For media companies, streaming is the future and investors are ready to giveth and taketh away depending on the growth performance of those streaming platforms. To be very clear, Disney and Netflix are completely different companies, and the only real comparison is between their two streaming businesses even though Netflix has been in the game way longer than Disney.
That being said, despite being around for just two years, Disney+ is firmly holding onto the number two spot, behind Netflix.
There are a couple of factors to consider when thinking about Disney+’s early strength and current struggles. The timing of Disney+’s launch on Nov. 12, 2019, was both a blessing and a curse. It came a few months before the COVID-19 pandemic hit, when people around the world were suddenly forced to stay home and find ways to entertain themselves.
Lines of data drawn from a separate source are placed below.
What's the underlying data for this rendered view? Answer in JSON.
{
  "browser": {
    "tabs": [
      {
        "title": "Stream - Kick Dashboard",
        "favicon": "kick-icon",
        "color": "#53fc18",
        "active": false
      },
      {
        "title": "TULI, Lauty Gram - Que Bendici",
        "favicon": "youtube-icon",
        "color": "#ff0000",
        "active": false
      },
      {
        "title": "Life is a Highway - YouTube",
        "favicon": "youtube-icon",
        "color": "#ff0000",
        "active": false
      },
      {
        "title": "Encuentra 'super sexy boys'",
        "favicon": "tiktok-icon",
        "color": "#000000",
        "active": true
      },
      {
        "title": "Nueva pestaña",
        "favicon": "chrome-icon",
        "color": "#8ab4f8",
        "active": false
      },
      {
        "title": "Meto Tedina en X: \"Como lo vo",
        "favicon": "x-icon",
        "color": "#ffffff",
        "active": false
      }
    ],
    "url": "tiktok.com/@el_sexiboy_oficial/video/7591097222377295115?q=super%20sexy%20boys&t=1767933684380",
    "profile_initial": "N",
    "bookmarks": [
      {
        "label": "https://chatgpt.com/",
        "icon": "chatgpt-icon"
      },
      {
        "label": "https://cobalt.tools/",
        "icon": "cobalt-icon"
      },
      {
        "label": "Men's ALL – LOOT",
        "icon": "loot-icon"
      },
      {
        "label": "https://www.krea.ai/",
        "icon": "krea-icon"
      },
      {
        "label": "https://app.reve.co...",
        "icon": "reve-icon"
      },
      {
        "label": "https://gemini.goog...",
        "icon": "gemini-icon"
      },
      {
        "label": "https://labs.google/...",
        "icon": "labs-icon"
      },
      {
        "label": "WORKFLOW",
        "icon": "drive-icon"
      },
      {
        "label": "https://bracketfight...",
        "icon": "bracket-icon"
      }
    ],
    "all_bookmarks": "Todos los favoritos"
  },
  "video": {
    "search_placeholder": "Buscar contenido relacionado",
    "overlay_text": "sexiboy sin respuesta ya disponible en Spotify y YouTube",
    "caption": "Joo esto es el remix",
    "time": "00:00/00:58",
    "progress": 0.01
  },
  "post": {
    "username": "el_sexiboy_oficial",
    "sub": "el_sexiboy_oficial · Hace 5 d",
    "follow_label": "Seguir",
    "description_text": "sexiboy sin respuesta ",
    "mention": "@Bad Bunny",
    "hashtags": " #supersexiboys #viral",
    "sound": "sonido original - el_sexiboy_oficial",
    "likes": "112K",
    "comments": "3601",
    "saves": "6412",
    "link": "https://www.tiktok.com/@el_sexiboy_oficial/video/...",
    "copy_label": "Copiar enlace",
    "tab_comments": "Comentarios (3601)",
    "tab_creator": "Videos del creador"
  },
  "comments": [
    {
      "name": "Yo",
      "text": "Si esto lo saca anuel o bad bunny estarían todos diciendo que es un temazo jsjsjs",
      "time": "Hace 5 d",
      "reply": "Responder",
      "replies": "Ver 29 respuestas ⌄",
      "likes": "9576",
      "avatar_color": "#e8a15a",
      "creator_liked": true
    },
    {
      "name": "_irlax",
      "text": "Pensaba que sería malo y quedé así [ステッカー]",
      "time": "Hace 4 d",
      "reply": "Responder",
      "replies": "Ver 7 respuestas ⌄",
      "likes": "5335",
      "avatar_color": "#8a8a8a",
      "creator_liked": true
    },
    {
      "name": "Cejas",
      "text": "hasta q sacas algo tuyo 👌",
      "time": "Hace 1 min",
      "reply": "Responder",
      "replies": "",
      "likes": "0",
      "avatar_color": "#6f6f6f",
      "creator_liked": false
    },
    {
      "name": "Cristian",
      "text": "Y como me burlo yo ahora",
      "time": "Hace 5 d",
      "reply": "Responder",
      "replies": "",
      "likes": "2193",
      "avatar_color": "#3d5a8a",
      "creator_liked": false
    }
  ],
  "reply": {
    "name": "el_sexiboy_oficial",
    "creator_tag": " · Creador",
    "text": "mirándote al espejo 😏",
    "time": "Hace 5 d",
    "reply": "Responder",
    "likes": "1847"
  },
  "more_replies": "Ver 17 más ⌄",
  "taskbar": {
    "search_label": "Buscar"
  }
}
Every other aspect of Disney’s business was crushed. Theme parks had to close indefinitely, and TV and film studios had to halt production. Disney+ was a life raft for a company that saw every other aspect of its business get pummeled under the immense weight of an uncertain macroeconomic backdrop.
During those dark times, the light at the end of the tunnel for Disney was the fact that people were under quarantine restrictions, and as a result, at-home entertainment consumption skyrocketed. Children couldn’t go to school and adults couldn’t go into their work offices. Thanks to that shift in consumer behavior, at-home entertainment service providers including Netflix and Disney saw inflated engagement for the better part of 2020.
Streaming platforms saw sky-high subscription figures, but most knew that that kind of “pull-forward effect,” as Netflix management first put it, wouldn’t be sustainable once life returned to normal and COVID was a thing of the past.
Now that vaccines are being distributed, and life is slowly returning to normal, this volatility in Disney+ subscriber figures and Disney stock should be viewed as more near-term noise than long-term worry. Legacy media companies are furiously shifting their businesses from a profitable linear-first model to an unprofitable streaming-first model. That kind of massive change takes time, money and patience.
Disney+ added a much fewer-than-expected 2.1 million global paid subscribers in the previous quarter, but the service has a whopping 118 million subs only two years after launch. That’s still impressive by any stretch of the imagination.
Friday, Disney unveiled a slew of new content coming to the platform during its first-ever Disney+ day. But now is the real test. Now, CEO Bob Chapek will have to find his groove on the content side to spark that next phase of growth for Disney+. Relying on what worked last year is just not enough anymore.
All that being said, expect this market valuation tug-of-war between the two biggest streaming services to persist — which VIP+ noted in May 2020. Focus is on the next major shift, which could very well be in Disney’s favor.
Disney first surged past $300 billion in market value following its investor day on Dec. 11, where it provided an optimistic long-term guidance for Disney+. Though a formal date hasn’t been announced for investor day this year, perhaps good news delivered then could be a much-needed boost to regain its place in the coveted $300 billion market cap club.